*** Recorded information Section Begins ***

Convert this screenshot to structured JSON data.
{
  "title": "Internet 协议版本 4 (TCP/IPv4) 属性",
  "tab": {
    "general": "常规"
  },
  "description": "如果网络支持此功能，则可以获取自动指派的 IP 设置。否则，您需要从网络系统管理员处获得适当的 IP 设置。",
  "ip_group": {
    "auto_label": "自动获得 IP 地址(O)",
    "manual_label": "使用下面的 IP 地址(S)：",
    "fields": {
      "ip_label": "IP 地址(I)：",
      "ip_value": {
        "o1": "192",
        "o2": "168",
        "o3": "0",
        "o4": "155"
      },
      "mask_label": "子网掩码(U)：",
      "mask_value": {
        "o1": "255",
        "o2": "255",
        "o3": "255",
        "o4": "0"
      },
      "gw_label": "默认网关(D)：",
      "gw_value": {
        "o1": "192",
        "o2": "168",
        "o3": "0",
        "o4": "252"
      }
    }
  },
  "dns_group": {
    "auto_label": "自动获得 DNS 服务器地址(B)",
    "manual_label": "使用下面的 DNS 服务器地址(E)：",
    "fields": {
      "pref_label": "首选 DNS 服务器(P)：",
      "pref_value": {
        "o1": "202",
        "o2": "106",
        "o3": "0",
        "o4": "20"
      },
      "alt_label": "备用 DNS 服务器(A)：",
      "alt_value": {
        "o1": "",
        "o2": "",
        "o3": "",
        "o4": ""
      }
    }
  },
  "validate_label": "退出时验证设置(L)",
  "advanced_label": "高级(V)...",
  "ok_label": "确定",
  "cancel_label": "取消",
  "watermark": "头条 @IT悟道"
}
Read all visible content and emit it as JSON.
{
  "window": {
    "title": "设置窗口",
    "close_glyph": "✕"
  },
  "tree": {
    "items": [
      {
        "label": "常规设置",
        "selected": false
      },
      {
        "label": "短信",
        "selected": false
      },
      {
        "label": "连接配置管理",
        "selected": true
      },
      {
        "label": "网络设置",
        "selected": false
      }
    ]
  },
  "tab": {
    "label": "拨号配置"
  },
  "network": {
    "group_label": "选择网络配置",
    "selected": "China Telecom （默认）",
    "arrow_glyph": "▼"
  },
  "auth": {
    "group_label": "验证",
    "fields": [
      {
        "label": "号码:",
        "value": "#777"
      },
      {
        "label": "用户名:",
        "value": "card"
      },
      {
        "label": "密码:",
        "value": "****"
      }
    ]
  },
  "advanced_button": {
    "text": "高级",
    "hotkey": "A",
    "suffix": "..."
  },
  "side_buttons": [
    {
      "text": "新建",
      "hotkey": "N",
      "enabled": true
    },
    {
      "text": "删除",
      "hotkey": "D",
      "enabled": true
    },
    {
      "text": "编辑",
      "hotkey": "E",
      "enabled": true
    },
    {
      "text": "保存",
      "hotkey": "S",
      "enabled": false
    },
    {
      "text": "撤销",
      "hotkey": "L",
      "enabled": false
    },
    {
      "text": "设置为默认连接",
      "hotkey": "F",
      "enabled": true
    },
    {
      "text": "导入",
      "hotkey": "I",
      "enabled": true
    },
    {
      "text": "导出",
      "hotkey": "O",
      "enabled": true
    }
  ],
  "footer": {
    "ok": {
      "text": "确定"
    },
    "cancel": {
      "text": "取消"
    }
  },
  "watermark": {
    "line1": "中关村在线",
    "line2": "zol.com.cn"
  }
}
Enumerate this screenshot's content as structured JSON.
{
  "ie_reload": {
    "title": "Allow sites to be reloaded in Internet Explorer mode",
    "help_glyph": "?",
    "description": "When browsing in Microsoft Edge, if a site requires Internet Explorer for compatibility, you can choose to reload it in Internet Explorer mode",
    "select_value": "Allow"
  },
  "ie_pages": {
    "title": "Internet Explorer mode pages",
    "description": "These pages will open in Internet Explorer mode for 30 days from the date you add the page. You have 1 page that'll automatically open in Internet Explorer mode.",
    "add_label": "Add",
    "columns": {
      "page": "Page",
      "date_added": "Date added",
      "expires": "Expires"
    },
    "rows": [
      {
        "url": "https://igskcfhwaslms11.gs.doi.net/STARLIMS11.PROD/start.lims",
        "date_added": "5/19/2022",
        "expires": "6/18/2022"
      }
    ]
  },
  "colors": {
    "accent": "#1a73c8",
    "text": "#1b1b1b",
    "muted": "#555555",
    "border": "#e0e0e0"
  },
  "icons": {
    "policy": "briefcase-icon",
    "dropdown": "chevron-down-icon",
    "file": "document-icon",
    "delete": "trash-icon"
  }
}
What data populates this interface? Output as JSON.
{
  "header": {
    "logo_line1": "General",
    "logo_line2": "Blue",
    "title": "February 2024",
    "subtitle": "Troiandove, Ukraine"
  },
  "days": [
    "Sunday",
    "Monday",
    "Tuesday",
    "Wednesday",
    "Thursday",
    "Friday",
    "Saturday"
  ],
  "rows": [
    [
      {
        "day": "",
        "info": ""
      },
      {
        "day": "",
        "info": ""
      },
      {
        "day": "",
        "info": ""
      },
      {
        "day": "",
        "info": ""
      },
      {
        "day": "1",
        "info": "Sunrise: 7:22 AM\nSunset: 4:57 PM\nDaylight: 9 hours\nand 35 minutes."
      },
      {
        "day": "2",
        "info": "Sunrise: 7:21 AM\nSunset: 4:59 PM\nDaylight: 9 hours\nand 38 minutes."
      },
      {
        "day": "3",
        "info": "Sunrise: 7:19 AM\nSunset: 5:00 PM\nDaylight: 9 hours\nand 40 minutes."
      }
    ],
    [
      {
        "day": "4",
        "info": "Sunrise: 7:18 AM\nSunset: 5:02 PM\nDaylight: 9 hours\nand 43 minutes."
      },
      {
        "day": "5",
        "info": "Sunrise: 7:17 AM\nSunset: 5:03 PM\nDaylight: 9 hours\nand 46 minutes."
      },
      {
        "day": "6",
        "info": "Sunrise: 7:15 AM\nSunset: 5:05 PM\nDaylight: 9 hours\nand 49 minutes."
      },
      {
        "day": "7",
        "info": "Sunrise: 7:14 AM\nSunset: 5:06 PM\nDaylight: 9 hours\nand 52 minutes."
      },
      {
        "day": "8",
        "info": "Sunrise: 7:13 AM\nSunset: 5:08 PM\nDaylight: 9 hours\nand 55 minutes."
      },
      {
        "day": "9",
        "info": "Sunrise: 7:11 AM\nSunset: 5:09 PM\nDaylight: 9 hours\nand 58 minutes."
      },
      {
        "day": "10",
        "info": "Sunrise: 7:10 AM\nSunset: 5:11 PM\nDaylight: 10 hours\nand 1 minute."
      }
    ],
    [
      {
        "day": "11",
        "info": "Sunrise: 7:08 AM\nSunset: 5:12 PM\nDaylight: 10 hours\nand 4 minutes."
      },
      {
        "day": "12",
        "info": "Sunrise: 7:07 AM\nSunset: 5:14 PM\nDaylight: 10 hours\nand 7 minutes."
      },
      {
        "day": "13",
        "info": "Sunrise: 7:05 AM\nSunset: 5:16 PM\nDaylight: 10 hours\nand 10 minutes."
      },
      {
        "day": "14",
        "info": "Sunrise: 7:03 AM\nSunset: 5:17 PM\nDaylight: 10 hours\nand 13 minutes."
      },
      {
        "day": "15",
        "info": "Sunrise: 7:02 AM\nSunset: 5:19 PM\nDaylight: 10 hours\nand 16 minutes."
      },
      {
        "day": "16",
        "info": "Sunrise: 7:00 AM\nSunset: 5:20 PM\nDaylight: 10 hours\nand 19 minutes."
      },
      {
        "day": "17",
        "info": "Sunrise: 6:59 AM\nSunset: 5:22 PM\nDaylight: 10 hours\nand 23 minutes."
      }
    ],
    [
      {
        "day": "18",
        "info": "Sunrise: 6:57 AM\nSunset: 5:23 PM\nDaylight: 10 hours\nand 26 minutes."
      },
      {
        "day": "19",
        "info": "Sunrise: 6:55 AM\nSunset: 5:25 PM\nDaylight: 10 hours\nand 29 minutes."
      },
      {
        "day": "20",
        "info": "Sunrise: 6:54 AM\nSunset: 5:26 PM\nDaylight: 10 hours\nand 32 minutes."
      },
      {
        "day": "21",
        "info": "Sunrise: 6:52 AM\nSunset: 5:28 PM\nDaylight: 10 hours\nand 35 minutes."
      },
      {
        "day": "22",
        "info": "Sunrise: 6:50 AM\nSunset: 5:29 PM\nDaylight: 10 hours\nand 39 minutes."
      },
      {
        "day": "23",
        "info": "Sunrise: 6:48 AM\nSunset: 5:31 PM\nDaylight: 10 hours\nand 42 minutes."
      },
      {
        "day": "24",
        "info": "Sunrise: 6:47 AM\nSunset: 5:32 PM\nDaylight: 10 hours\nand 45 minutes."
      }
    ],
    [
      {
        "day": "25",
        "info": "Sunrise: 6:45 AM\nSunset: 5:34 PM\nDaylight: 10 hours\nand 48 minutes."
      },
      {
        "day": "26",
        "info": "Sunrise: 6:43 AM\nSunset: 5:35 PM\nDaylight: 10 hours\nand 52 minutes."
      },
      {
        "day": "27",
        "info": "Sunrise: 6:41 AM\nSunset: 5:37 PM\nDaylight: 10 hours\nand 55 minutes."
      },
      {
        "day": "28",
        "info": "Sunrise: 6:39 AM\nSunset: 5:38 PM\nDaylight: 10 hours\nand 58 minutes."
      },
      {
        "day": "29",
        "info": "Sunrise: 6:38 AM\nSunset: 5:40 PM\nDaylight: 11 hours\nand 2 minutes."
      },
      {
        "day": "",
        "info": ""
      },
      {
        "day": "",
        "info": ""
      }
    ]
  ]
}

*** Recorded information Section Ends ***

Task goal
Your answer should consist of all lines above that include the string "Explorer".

Exercise solution
    "title": "Allow sites to be reloaded in Internet Explorer mode",
    "description": "When browsing in Microsoft Edge, if a site requires Internet Explorer for compatibility, you can choose to reload it in Internet Explorer mode",
    "title": "Internet Explorer mode pages",
    "description": "These pages will open in Internet Explorer mode for 30 days from the date you add the page. You have 1 page that'll automatically open in Internet Explorer mode.",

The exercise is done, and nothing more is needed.